4. No Small Leases, Mysteries Not Worth Solving
The third building, the westernmost, was built for the Federal Bureau of Investigation in 1975. The FBI migrated to offices on Gate Parkway in 2009. It was here the FBI tracked the story told in the 2020 HBO docuseries McMillion$. Throughout the 1990s, McDonald’s fast-food restaurants gave prizes through a promotional version of the classic board game Monopoly. Nobody inside McDonald’s realized someone was stealing $24 million worth of winning tickets and selling them to friends and family. These days, the only mystery in the old FBI Building is who threw the mattress out the window and from which floor. It’s a mystery nobody deems worth solving.
Late February 2016, The Jacksonville Daily Record reported Three Oaks Plaza would “rebrand” itself “Omega Oaks.” Omega Oaks excluded the former FBI building, saying “Omega Oaks I is 96,541 square feet and Omega Oaks II is 91,396 square feet. That totals 187,937 square feet, a significant available space in the market.”
Colliers International Northeast Florida sought tenants “to take at least half of a building.” Colliers President Bob Selton said, “The goal is not to do small leases.” Colliers met its goal: it did no leases at all.
“Property records indicate,” Karen Brune Mathis of the Daily Record wrote, “the Arlington Expressway property was sold in the early 1980s and several times since.”
In October 2019, Mathis wrote that a Miami based company, Bnei Zipora Inc., had sold the building to a Canadian company, Kozman Realty, who immediately contracted a wrecking company to gut it and remove strips of the outside wall panels. Now the plan is to redevelop the old building into low-incoming housing units.
So many more transactions never make official records. In every city are cities unto themselves and this is one. Somebody sold his soul to the Devil up in these broad heights and someone sold his soul to God. What transpired after those transactions, who knows?
A sign says I’m to wait at the gate and check with higher authorities. Nobody comes down. I know. I’ve tried and I’ve waited. Time and again. No secret official’s come down beneath the rotten sodium arc light to scan my badge and take my testimony.
Jessica, a former student at Concorde Career Institute in 7960, the middle building, rode the elevator once, skipping dental classes she’d decided no longer to attend, hovering up to higher floors. She came back later after Concorde cleared out. Doors that still opened shocked her. Why would they? They opened to empty floors where anyone could, she imagined, a) hide money, b) shoot heroin, c) have an adulterous affair with a co-worker or someone else who’d paid for a class and found the program useless, d) run toward an open window or ledge and dive off.
Jessica said she wanted to answer no questions about “c.”
Even more eye-opening, or consciousness-expanding, or mind-boggling, she’d never considered how many doors a city might open to unimaginable exits, next chapters, secret rooms, secret societies, secret lives, secret pasts.

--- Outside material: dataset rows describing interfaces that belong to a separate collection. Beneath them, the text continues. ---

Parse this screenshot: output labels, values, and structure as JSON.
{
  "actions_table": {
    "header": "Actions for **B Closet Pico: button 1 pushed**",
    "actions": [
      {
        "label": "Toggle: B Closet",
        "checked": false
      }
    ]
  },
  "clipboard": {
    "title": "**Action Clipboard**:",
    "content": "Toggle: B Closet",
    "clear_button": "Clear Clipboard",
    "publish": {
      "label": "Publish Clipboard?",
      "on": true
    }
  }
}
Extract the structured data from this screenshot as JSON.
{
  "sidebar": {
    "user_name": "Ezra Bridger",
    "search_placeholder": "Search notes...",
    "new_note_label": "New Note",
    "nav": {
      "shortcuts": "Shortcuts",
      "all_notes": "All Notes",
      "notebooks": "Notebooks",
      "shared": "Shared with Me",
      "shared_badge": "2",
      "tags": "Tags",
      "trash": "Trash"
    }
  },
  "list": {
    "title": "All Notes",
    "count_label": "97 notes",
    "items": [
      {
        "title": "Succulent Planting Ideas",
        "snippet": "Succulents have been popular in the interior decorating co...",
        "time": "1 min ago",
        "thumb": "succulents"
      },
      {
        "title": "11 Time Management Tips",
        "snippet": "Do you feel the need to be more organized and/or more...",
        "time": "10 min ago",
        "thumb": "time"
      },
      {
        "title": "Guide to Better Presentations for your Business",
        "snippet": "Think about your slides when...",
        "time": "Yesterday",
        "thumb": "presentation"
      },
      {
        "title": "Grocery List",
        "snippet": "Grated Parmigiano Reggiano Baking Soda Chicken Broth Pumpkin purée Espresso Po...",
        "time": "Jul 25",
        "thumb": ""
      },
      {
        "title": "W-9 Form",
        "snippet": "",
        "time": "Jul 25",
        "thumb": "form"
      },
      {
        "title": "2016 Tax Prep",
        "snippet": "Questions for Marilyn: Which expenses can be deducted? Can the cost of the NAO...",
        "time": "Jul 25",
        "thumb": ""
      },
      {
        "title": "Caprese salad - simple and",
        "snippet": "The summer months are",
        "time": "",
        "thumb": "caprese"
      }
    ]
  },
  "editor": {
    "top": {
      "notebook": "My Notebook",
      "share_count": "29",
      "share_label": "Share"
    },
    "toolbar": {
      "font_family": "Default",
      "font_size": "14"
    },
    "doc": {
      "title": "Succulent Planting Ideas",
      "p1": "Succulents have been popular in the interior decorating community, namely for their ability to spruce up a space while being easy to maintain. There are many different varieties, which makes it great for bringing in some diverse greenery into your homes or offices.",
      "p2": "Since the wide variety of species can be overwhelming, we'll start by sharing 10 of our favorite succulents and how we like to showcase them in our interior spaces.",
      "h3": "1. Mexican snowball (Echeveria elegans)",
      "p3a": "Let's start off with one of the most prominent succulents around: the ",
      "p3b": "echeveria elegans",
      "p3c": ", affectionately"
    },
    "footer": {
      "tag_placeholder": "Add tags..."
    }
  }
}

TV news crews come out every time the fire department does. Fire in former FBI offices makes good television. In the neighborhood nicknamed “Sin City” behind Three Oaks Plaza, residents sip beer and watch the conflagrations. Matt, who lives on Hare Avenue, several blocks behind the complex, wandered up inside the middle building once. He says he saw a dog up there. Some kind of shepherd or tall terrier. He didn’t know which. Just knew he’d seen a dog, watching him, up on the fifth floor.